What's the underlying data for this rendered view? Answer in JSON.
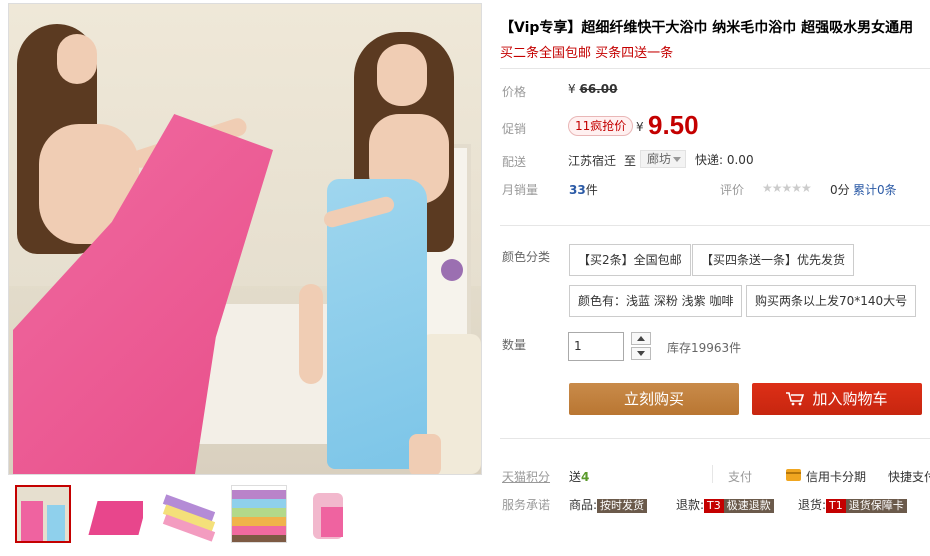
{
  "product": {
    "title": "【Vip专享】超细纤维快干大浴巾 纳米毛巾浴巾 超强吸水男女通用",
    "subtitle": "买二条全国包邮 买条四送一条"
  },
  "price": {
    "label": "价格",
    "currency": "¥",
    "original": "66.00"
  },
  "promo": {
    "label": "促销",
    "badge": "11疯抢价",
    "currency": "¥",
    "price": "9.50"
  },
  "delivery": {
    "label": "配送",
    "from": "江苏宿迁",
    "to_word": "至",
    "to_city": "廊坊",
    "shipping": "快递: 0.00"
  },
  "sales": {
    "label": "月销量",
    "count": "33",
    "unit": "件",
    "rating_label": "评价",
    "stars": "★★★★★",
    "score": "0分",
    "review_count": "累计0条"
  },
  "options": {
    "label": "颜色分类",
    "items": [
      "【买2条】全国包邮",
      "【买四条送一条】优先发货",
      "颜色有：浅蓝 深粉 浅紫 咖啡",
      "购买两条以上发70*140大号"
    ]
  },
  "quantity": {
    "label": "数量",
    "value": "1",
    "stock": "库存19963件"
  },
  "actions": {
    "buy_label": "立刻购买",
    "cart_label": "加入购物车"
  },
  "service": {
    "points_label": "天猫积分",
    "points_prefix": "送",
    "points_value": "4",
    "pay_label": "支付",
    "card_label": "信用卡分期",
    "quick_label": "快捷支付",
    "promise_label": "服务承诺",
    "goods_prefix": "商品:",
    "goods_tag": "按时发货",
    "refund_prefix": "退款:",
    "refund_badge": "T3",
    "refund_tag": "极速退款",
    "return_prefix": "退货:",
    "return_badge": "T1",
    "return_tag": "退货保障卡"
  },
  "colors": {
    "accent_red": "#c40000",
    "buy_brown": "#b97632",
    "cart_red": "#dd2f17"
  }
}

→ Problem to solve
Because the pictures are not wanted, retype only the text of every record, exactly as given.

→ Response to this exercise
What's the underlying data for this rendered view? Answer in JSON.
{
  "product": {
    "title": "【Vip专享】超细纤维快干大浴巾 纳米毛巾浴巾 超强吸水男女通用",
    "subtitle": "买二条全国包邮 买条四送一条"
  },
  "price": {
    "label": "价格",
    "currency": "¥",
    "original": "66.00"
  },
  "promo": {
    "label": "促销",
    "badge": "11疯抢价",
    "currency": "¥",
    "price": "9.50"
  },
  "delivery": {
    "label": "配送",
    "from": "江苏宿迁",
    "to_word": "至",
    "to_city": "廊坊",
    "shipping": "快递: 0.00"
  },
  "sales": {
    "label": "月销量",
    "count": "33",
    "unit": "件",
    "rating_label": "评价",
    "stars": "★★★★★",
    "score": "0分",
    "review_count": "累计0条"
  },
  "options": {
    "label": "颜色分类",
    "items": [
      "【买2条】全国包邮",
      "【买四条送一条】优先发货",
      "颜色有：浅蓝 深粉 浅紫 咖啡",
      "购买两条以上发70*140大号"
    ]
  },
  "quantity": {
    "label": "数量",
    "value": "1",
    "stock": "库存19963件"
  },
  "actions": {
    "buy_label": "立刻购买",
    "cart_label": "加入购物车"
  },
  "service": {
    "points_label": "天猫积分",
    "points_prefix": "送",
    "points_value": "4",
    "pay_label": "支付",
    "card_label": "信用卡分期",
    "quick_label": "快捷支付",
    "promise_label": "服务承诺",
    "goods_prefix": "商品:",
    "goods_tag": "按时发货",
    "refund_prefix": "退款:",
    "refund_badge": "T3",
    "refund_tag": "极速退款",
    "return_prefix": "退货:",
    "return_badge": "T1",
    "return_tag": "退货保障卡"
  },
  "colors": {
    "accent_red": "#c40000",
    "buy_brown": "#b97632",
    "cart_red": "#dd2f17"
  }
}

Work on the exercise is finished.